We felt some visitors might not realize they needed to click 2 and 3 to see those systems so we added a small visual cue. See A in the red circle in the screenshot below:
But that’s not at all what we did. Have a look at the other lettered red circled items:
B– We were fortunate that Tiege has videos for each of the 3 system levels. Since the user is currently sitting on Level 1 we thought it was a good idea to show a video that talked about Level 1. Clicking the red video icon showed a video as a lightbox:
C, D, E, F: Lower on this page the user would find content that explained each of the items included per system and how to use them. Our thinking was, that the mention of that item is happening at this location, so why not also educate the buyer at this location? If Wash is clicked we showed this lightbox content:
3: On the original concept clicking this money-back guarantee link took users to a money-back guarantee page:
Our strategy is to always keep the user on the same page so in our concept we showed a lightbox when the money back guarantee link was clicked:
We also made the message more impactful by adding an End of message sentence.
4: If you see what we did to the reviews section you might be a little surprised:
You might be thinking it’s weird that we are hiding reviews. But this is being done to influence buyer psychology. Here’s what we know– 54.7% of consumers read at least four reviews before buying a product (source). So our thesis was: what would happen if we used a priming technique to get visitors to read more reviews than they normally would?
Alright, so those were the micro-improvements we made to the page. You’ve experienced the appetizer, now enjoy the entree.
Set 2: Long-form Sales Pitch
Most product pages are short and to the point. This works really well for the majority of buyers. But Healthy Skeptics, the group we specialize in influencing, needs more info.
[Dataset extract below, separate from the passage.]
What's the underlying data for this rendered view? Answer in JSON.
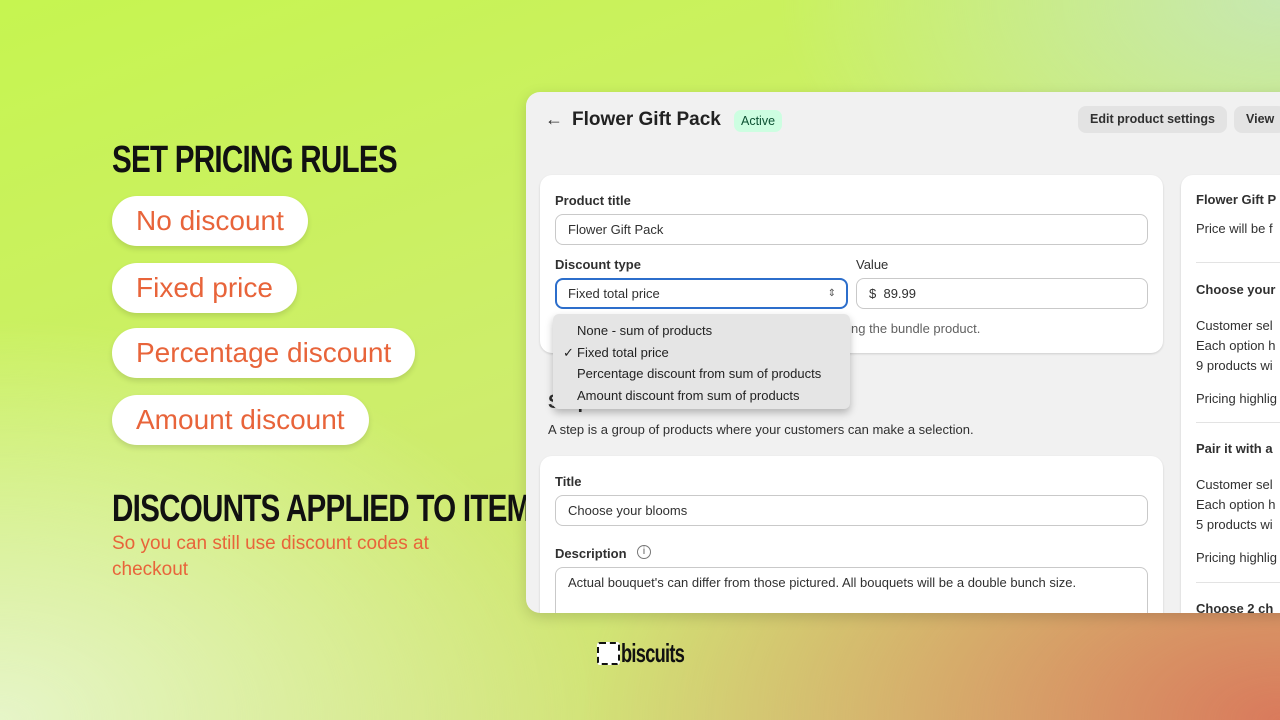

We don’t like adding too much more content on that page because that could be a turn-off for most buyers. So here’s what we do, at strategic locations we conditionally add a cue so Healthy Skeptics can self-select themselves. On this page we added those cues at two locations:
The idea is to be subtle, we don’t want to have the call-to-action CTA be so loud that it forces people to interact with it. It should be subtle enough so the audience we’re trying to attract notices it. This is why we mention the CTA conditionally a few times on the page. If you want to understand the full philosophy behind long-form sales pitch techniques read this post: Write Your Long-Form Sales Pitch.
When any of the two CTAs mentioned above were clicked the user was shown this sales pitch.
Click on the annotations (green and blue numbers) to read the explanations for the copy choices we made in the lightbox the visitor sees.
Here is a detailed explanation for each choice that was made:
Here is an explanation of each choice we made in the long-form sales pitch:
Note 1: We would prefer to be wrong versus making a wrong selection. Since this test had only run for 2 weeks we reran it. The second test also won.
Note 2: It would be irresponsible to make it sound like getting a test winner is a sure thing. The name of this test was R1C1A8. The 8 in A8 stands for the 8th attempt. That means our first 7 tests failed to move the needle. And the next 5 tests after this also failed. So 13 attempts over 90 days to get 1 winner. Is it worth it? This is the client’s flagship product so in this situation, yes.
“Rishi gets the job done! Rishi uses his tool kit – buyer psychology and copywriting – to address key purchase friction points. Without even touching the fundamental UX of the page Rishi increased our CvR of a critical product page by +20%. His measurement methodology was thorough as he cross-referenced VWO A/B testing with GA data to ensure we saw the corresponding impact. My suggestion is let Rishi do his thing! The ROI can be outstanding.”
Director of Growth
Why Our Concept Won
Because we first made a list of all the questions of questions and objectives a guy would have for not committing to a skin care routine. We then constructed an argument to bust each of those objections. Just like a lawyer or debater.